▸ **PROBLEM DESCRIPTION**: Repeat the data exactly, please; no pictures belong in the copy.

_ _ _ _ _ _ _

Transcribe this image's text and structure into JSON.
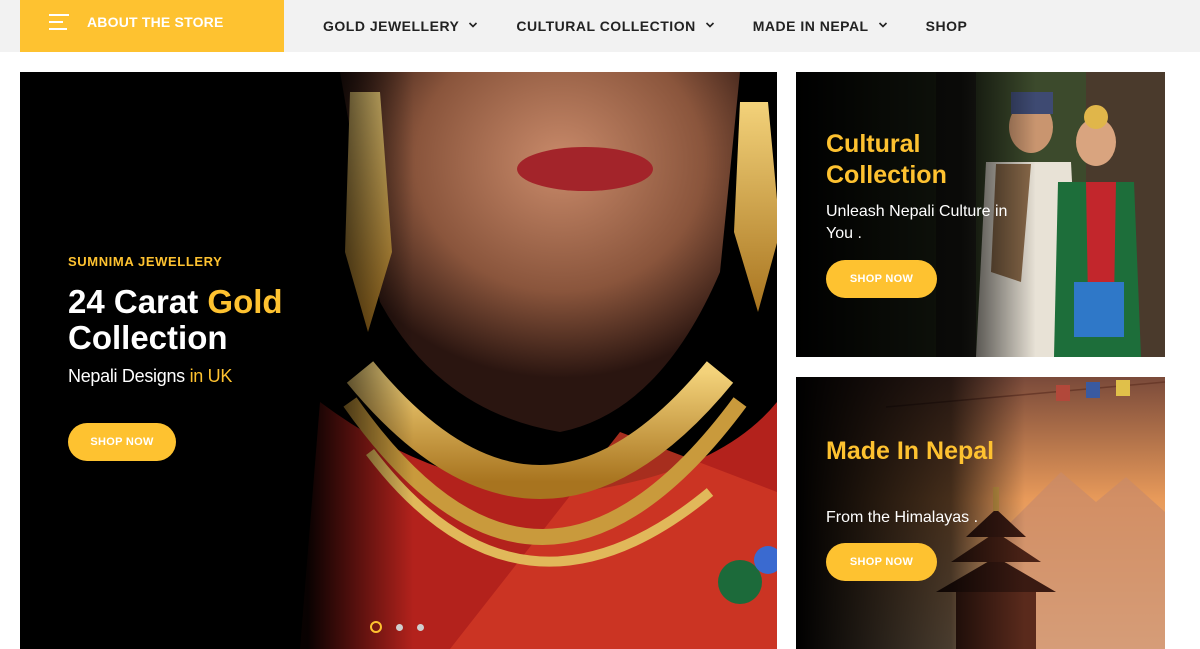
{
  "header": {
    "store_label": "ABOUT THE STORE",
    "nav": [
      {
        "label": "GOLD JEWELLERY",
        "dropdown": true
      },
      {
        "label": "CULTURAL COLLECTION",
        "dropdown": true
      },
      {
        "label": "MADE IN NEPAL",
        "dropdown": true
      },
      {
        "label": "SHOP",
        "dropdown": false
      }
    ]
  },
  "hero": {
    "eyebrow": "SUMNIMA JEWELLERY",
    "title_part1": "24 Carat ",
    "title_highlight": "Gold",
    "title_line2": "Collection",
    "subtitle_part1": "Nepali Designs ",
    "subtitle_highlight": "in UK",
    "button": "SHOP NOW",
    "slides": 3,
    "active_slide": 1
  },
  "cards": [
    {
      "title": "Cultural Collection",
      "subtitle": "Unleash Nepali Culture in You .",
      "button": "SHOP NOW"
    },
    {
      "title": "Made In Nepal",
      "subtitle": "From the Himalayas .",
      "button": "SHOP NOW"
    }
  ],
  "colors": {
    "accent": "#fec230",
    "nav_bg": "#f2f2f2",
    "text_dark": "#222222"
  },
  "icons": {
    "menu": "hamburger-menu-icon",
    "dropdown": "chevron-down-icon"
  }
}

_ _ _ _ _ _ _

▸ **RESPONSE**:
Transcribe this image's text and structure into JSON.
{
  "header": {
    "store_label": "ABOUT THE STORE",
    "nav": [
      {
        "label": "GOLD JEWELLERY",
        "dropdown": true
      },
      {
        "label": "CULTURAL COLLECTION",
        "dropdown": true
      },
      {
        "label": "MADE IN NEPAL",
        "dropdown": true
      },
      {
        "label": "SHOP",
        "dropdown": false
      }
    ]
  },
  "hero": {
    "eyebrow": "SUMNIMA JEWELLERY",
    "title_part1": "24 Carat ",
    "title_highlight": "Gold",
    "title_line2": "Collection",
    "subtitle_part1": "Nepali Designs ",
    "subtitle_highlight": "in UK",
    "button": "SHOP NOW",
    "slides": 3,
    "active_slide": 1
  },
  "cards": [
    {
      "title": "Cultural Collection",
      "subtitle": "Unleash Nepali Culture in You .",
      "button": "SHOP NOW"
    },
    {
      "title": "Made In Nepal",
      "subtitle": "From the Himalayas .",
      "button": "SHOP NOW"
    }
  ],
  "colors": {
    "accent": "#fec230",
    "nav_bg": "#f2f2f2",
    "text_dark": "#222222"
  },
  "icons": {
    "menu": "hamburger-menu-icon",
    "dropdown": "chevron-down-icon"
  }
}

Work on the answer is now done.